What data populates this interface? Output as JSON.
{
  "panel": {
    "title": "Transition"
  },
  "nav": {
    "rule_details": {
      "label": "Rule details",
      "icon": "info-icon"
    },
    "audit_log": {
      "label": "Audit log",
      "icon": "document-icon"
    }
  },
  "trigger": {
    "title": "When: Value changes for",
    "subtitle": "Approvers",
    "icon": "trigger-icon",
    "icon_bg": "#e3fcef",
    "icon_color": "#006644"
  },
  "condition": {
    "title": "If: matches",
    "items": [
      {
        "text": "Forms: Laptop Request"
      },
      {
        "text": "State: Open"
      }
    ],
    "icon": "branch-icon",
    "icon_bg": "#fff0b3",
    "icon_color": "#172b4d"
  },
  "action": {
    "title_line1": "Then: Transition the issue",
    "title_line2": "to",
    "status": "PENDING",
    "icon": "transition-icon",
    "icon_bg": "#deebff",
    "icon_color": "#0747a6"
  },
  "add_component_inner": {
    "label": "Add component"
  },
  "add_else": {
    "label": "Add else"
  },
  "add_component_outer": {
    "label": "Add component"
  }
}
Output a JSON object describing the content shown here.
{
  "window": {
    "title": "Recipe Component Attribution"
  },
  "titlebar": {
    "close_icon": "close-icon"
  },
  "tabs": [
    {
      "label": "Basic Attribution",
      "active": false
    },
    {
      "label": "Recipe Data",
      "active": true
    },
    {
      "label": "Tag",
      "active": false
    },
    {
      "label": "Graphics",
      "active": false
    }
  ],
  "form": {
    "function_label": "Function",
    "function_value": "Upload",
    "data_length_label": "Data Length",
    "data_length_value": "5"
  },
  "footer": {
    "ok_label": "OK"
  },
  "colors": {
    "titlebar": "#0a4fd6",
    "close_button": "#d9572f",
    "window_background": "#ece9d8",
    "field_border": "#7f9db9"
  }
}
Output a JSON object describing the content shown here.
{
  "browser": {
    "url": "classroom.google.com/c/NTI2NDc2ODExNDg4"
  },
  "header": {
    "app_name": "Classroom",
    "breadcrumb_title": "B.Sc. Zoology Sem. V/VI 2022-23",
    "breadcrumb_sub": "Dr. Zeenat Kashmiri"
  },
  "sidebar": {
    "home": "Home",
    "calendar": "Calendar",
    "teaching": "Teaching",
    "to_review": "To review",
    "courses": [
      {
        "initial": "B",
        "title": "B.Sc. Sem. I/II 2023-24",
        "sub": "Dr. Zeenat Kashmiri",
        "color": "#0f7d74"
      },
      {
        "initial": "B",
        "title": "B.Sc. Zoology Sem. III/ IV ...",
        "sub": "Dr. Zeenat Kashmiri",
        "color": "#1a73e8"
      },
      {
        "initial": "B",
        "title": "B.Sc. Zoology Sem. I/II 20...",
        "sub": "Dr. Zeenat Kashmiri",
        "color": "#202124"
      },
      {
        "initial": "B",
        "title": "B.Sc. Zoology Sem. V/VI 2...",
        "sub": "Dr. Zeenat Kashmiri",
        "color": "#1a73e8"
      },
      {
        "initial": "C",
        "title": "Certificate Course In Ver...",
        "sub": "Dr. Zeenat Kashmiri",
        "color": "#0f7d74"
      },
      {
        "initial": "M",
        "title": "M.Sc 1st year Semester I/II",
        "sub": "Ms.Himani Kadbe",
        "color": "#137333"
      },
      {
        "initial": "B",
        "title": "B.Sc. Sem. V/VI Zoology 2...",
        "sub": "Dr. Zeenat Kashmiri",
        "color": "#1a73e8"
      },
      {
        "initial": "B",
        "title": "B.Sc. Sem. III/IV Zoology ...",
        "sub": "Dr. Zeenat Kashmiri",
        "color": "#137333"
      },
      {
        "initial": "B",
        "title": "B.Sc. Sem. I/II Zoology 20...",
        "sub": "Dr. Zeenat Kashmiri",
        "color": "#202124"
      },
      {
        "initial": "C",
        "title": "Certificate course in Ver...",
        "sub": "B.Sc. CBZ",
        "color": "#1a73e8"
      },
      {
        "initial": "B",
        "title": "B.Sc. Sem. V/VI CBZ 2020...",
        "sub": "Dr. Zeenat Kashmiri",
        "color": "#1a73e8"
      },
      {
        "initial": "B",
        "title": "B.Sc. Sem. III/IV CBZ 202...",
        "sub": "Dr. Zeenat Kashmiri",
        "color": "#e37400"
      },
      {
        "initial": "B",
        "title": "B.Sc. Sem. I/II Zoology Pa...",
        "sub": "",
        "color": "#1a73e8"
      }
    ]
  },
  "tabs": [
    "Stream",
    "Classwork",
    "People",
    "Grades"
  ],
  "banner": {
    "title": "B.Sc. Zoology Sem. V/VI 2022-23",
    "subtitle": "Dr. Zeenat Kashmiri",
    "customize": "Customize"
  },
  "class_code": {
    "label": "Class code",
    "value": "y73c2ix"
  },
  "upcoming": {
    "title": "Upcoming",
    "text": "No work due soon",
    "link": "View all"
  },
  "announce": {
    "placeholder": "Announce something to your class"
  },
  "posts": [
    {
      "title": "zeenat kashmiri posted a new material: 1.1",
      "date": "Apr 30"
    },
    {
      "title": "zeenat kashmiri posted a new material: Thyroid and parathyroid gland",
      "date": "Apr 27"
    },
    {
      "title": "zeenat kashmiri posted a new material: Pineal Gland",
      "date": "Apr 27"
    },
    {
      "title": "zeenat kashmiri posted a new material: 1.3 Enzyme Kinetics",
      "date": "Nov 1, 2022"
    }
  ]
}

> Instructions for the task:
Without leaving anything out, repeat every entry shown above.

> Result below:
What data populates this interface? Output as JSON.
{
  "panel": {
    "title": "Transition"
  },
  "nav": {
    "rule_details": {
      "label": "Rule details",
      "icon": "info-icon"
    },
    "audit_log": {
      "label": "Audit log",
      "icon": "document-icon"
    }
  },
  "trigger": {
    "title": "When: Value changes for",
    "subtitle": "Approvers",
    "icon": "trigger-icon",
    "icon_bg": "#e3fcef",
    "icon_color": "#006644"
  },
  "condition": {
    "title": "If: matches",
    "items": [
      {
        "text": "Forms: Laptop Request"
      },
      {
        "text": "State: Open"
      }
    ],
    "icon": "branch-icon",
    "icon_bg": "#fff0b3",
    "icon_color": "#172b4d"
  },
  "action": {
    "title_line1": "Then: Transition the issue",
    "title_line2": "to",
    "status": "PENDING",
    "icon": "transition-icon",
    "icon_bg": "#deebff",
    "icon_color": "#0747a6"
  },
  "add_component_inner": {
    "label": "Add component"
  },
  "add_else": {
    "label": "Add else"
  },
  "add_component_outer": {
    "label": "Add component"
  }
}
Output a JSON object describing the content shown here.
{
  "window": {
    "title": "Recipe Component Attribution"
  },
  "titlebar": {
    "close_icon": "close-icon"
  },
  "tabs": [
    {
      "label": "Basic Attribution",
      "active": false
    },
    {
      "label": "Recipe Data",
      "active": true
    },
    {
      "label": "Tag",
      "active": false
    },
    {
      "label": "Graphics",
      "active": false
    }
  ],
  "form": {
    "function_label": "Function",
    "function_value": "Upload",
    "data_length_label": "Data Length",
    "data_length_value": "5"
  },
  "footer": {
    "ok_label": "OK"
  },
  "colors": {
    "titlebar": "#0a4fd6",
    "close_button": "#d9572f",
    "window_background": "#ece9d8",
    "field_border": "#7f9db9"
  }
}
Output a JSON object describing the content shown here.
{
  "browser": {
    "url": "classroom.google.com/c/NTI2NDc2ODExNDg4"
  },
  "header": {
    "app_name": "Classroom",
    "breadcrumb_title": "B.Sc. Zoology Sem. V/VI 2022-23",
    "breadcrumb_sub": "Dr. Zeenat Kashmiri"
  },
  "sidebar": {
    "home": "Home",
    "calendar": "Calendar",
    "teaching": "Teaching",
    "to_review": "To review",
    "courses": [
      {
        "initial": "B",
        "title": "B.Sc. Sem. I/II 2023-24",
        "sub": "Dr. Zeenat Kashmiri",
        "color": "#0f7d74"
      },
      {
        "initial": "B",
        "title": "B.Sc. Zoology Sem. III/ IV ...",
        "sub": "Dr. Zeenat Kashmiri",
        "color": "#1a73e8"
      },
      {
        "initial": "B",
        "title": "B.Sc. Zoology Sem. I/II 20...",
        "sub": "Dr. Zeenat Kashmiri",
        "color": "#202124"
      },
      {
        "initial": "B",
        "title": "B.Sc. Zoology Sem. V/VI 2...",
        "sub": "Dr. Zeenat Kashmiri",
        "color": "#1a73e8"
      },
      {
        "initial": "C",
        "title": "Certificate Course In Ver...",
        "sub": "Dr. Zeenat Kashmiri",
        "color": "#0f7d74"
      },
      {
        "initial": "M",
        "title": "M.Sc 1st year Semester I/II",
        "sub": "Ms.Himani Kadbe",
        "color": "#137333"
      },
      {
        "initial": "B",
        "title": "B.Sc. Sem. V/VI Zoology 2...",
        "sub": "Dr. Zeenat Kashmiri",
        "color": "#1a73e8"
      },
      {
        "initial": "B",
        "title": "B.Sc. Sem. III/IV Zoology ...",
        "sub": "Dr. Zeenat Kashmiri",
        "color": "#137333"
      },
      {
        "initial": "B",
        "title": "B.Sc. Sem. I/II Zoology 20...",
        "sub": "Dr. Zeenat Kashmiri",
        "color": "#202124"
      },
      {
        "initial": "C",
        "title": "Certificate course in Ver...",
        "sub": "B.Sc. CBZ",
        "color": "#1a73e8"
      },
      {
        "initial": "B",
        "title": "B.Sc. Sem. V/VI CBZ 2020...",
        "sub": "Dr. Zeenat Kashmiri",
        "color": "#1a73e8"
      },
      {
        "initial": "B",
        "title": "B.Sc. Sem. III/IV CBZ 202...",
        "sub": "Dr. Zeenat Kashmiri",
        "color": "#e37400"
      },
      {
        "initial": "B",
        "title": "B.Sc. Sem. I/II Zoology Pa...",
        "sub": "",
        "color": "#1a73e8"
      }
    ]
  },
  "tabs": [
    "Stream",
    "Classwork",
    "People",
    "Grades"
  ],
  "banner": {
    "title": "B.Sc. Zoology Sem. V/VI 2022-23",
    "subtitle": "Dr. Zeenat Kashmiri",
    "customize": "Customize"
  },
  "class_code": {
    "label": "Class code",
    "value": "y73c2ix"
  },
  "upcoming": {
    "title": "Upcoming",
    "text": "No work due soon",
    "link": "View all"
  },
  "announce": {
    "placeholder": "Announce something to your class"
  },
  "posts": [
    {
      "title": "zeenat kashmiri posted a new material: 1.1",
      "date": "Apr 30"
    },
    {
      "title": "zeenat kashmiri posted a new material: Thyroid and parathyroid gland",
      "date": "Apr 27"
    },
    {
      "title": "zeenat kashmiri posted a new material: Pineal Gland",
      "date": "Apr 27"
    },
    {
      "title": "zeenat kashmiri posted a new material: 1.3 Enzyme Kinetics",
      "date": "Nov 1, 2022"
    }
  ]
}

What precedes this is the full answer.